Racism And Culture King 1 Essay

Submitted By sueellen10
Words: 3375
Pages: 14

Racism and Culture
Sue E. King
Liberty University

Abstract This paper summarizes assimilation theories in the past and in today’s society. Neoclassical and segmented theory were presented however, the segmented theorist argue there’s a dissimilarity between Europeans and non-European immigrants in today’s society. Non- European immigrants face racial barriers in the United States. Acculturation and the four acculturative attitudes were summarized. The four acculturative attitudes are marginalization, separation, assimilation, and integration. Research gave light on the cultivation of racism in the California State University system. Institutional racism which is present in businesses, courts, jails, politics, and cultural life was also defined and discussed. There is a need for race talks in the field of family and systemic psychotherapy to improve therapist development. Interpersonal and internalized oppression was discussed and analyzed. The mental scars of racism has left blacks and minority ethnic groups at risk for mental illness. Healing racism is crucial and can be accomplished through special programs like healing racism, teaching the teachers, and education; success in these programs will empower cultures to embrace the oneness of mankind. Keywords: racism, oppression, oneness

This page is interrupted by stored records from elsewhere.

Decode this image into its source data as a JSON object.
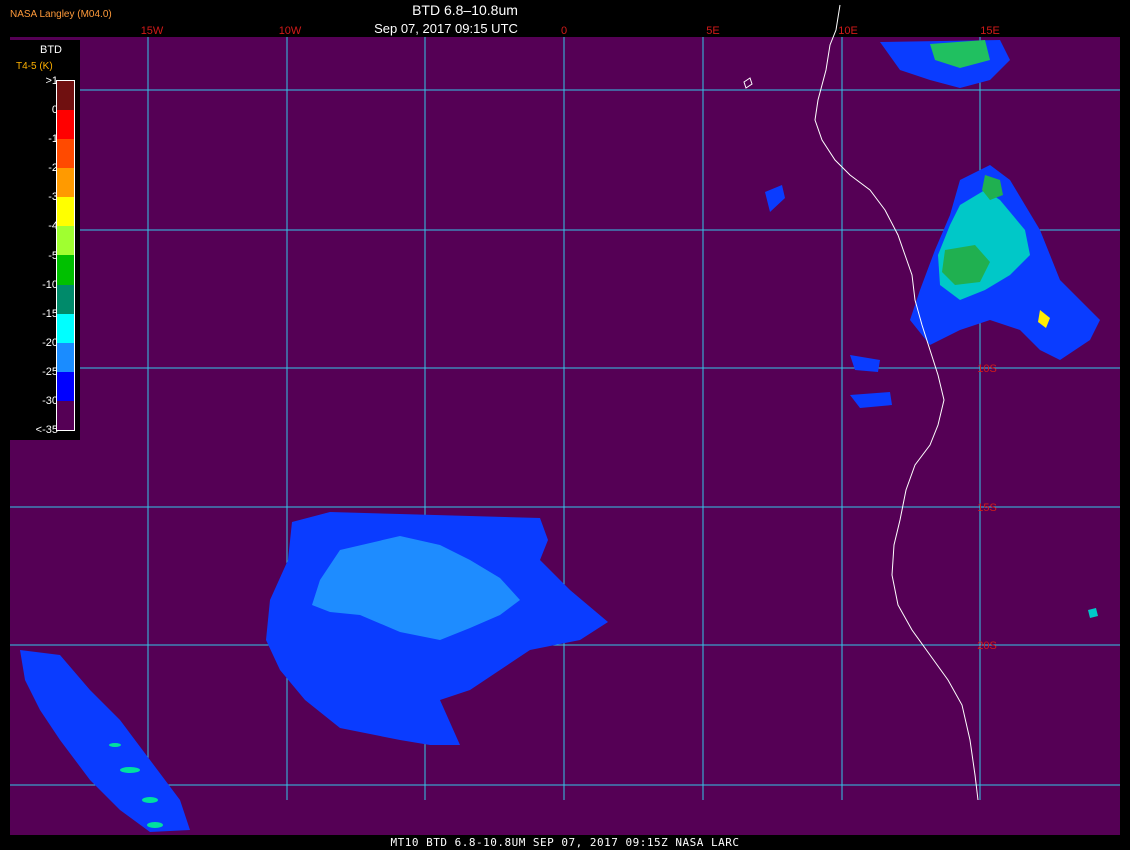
{
  "header": {
    "organization": "NASA Langley (M04.0)",
    "title": "BTD 6.8–10.8um",
    "timestamp": "Sep 07, 2017 09:15 UTC"
  },
  "footer": {
    "caption": "MT10   BTD 6.8-10.8UM   SEP 07, 2017 09:15Z   NASA LARC"
  },
  "legend": {
    "title": "BTD",
    "subtitle": "T4-5 (K)",
    "labels": [
      ">1",
      "0",
      "-1",
      "-2",
      "-3",
      "-4",
      "-5",
      "-10",
      "-15",
      "-20",
      "-25",
      "-30",
      "<-35"
    ],
    "colors": [
      "#701010",
      "#ff0000",
      "#ff4a00",
      "#ff9a00",
      "#ffff00",
      "#a0ff30",
      "#00c000",
      "#008a6a",
      "#00ffff",
      "#1a8cff",
      "#0000ff",
      "#550055"
    ]
  },
  "grid": {
    "lon_labels": [
      "15W",
      "10W",
      "0",
      "5E",
      "10E",
      "15E"
    ],
    "lat_labels": [
      "10S",
      "15S",
      "20S"
    ]
  },
  "colors": {
    "ocean": "#550055",
    "grid": "#33c6e6",
    "grid_label": "#d21a1a",
    "coastline": "#ffffff"
  }
}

Racism and Culture As immigrants assimilated and later acculturated into the mainstream of the United States, racism began to take its place in American history. The stains of racism still remain in today’s society. There are various cultures that have shared the trials and tribulations of racism conversely, many people repudiate the fact that racism even exist. The beauty of the United States of America is that each group, culture, or individual has the freedom to go and do as they please. Racial differences survives in every culture nevertheless, racism cannot be ignored. Racism silently exist in institutions, the field of family and systemic psychotherapy and the work place even so, the mission on race is far from being over. The goal is to teach teachers with culturally sensitive curriculum’s a way to counter assaults against targeted populations. The purpose of this research is to identify racism as it exists against many diverse cultures; in hopes by some means, that cultures may share social values of equality and integrity in order to heal racism while sharing the oneness of humankind.
According to Diller (2011) “This country, they argue, has grown rich on the labor of successive generations of immigrants and refugees, and our reward should be the same as Whites─full citizenship and equal access to resources as guaranteed in the Constitution” (p. 34). When individuals assimilate into another culture they give up all ties to their own culture. Assimilation theories in the past are actual much different from today’s assimilation theories they have new populations of immigrants to deal with (Jung, 2009). Assimilation theories has distinguish the shortcomings of the past and recommend definite changes to get past them (Jung, 2009). According to Jung (2009) the two key components of assimilation theory are the neoclassical theory and the segmented assimilation theory. Neoclassic theory believe assimilation continue to go on, like those in past centuries (Jung, 2009).
Segmented assimilation theory believe in right now and not the past; they believe there are additional ways to enter the main stream United States such as selective withholding of ethnicity additionally, downward mobility is another way to enter the mainstream United States (Jung, 2009). Segmented assimilation theorist believe that maintaining one’s culture can shield children of immigrants against detrimental consequences like dropping out of school, becoming involved in gangs and using drugs (Xie & Greeenman, 2011). Segmented assimilation theorists argue that present non-European migrants and their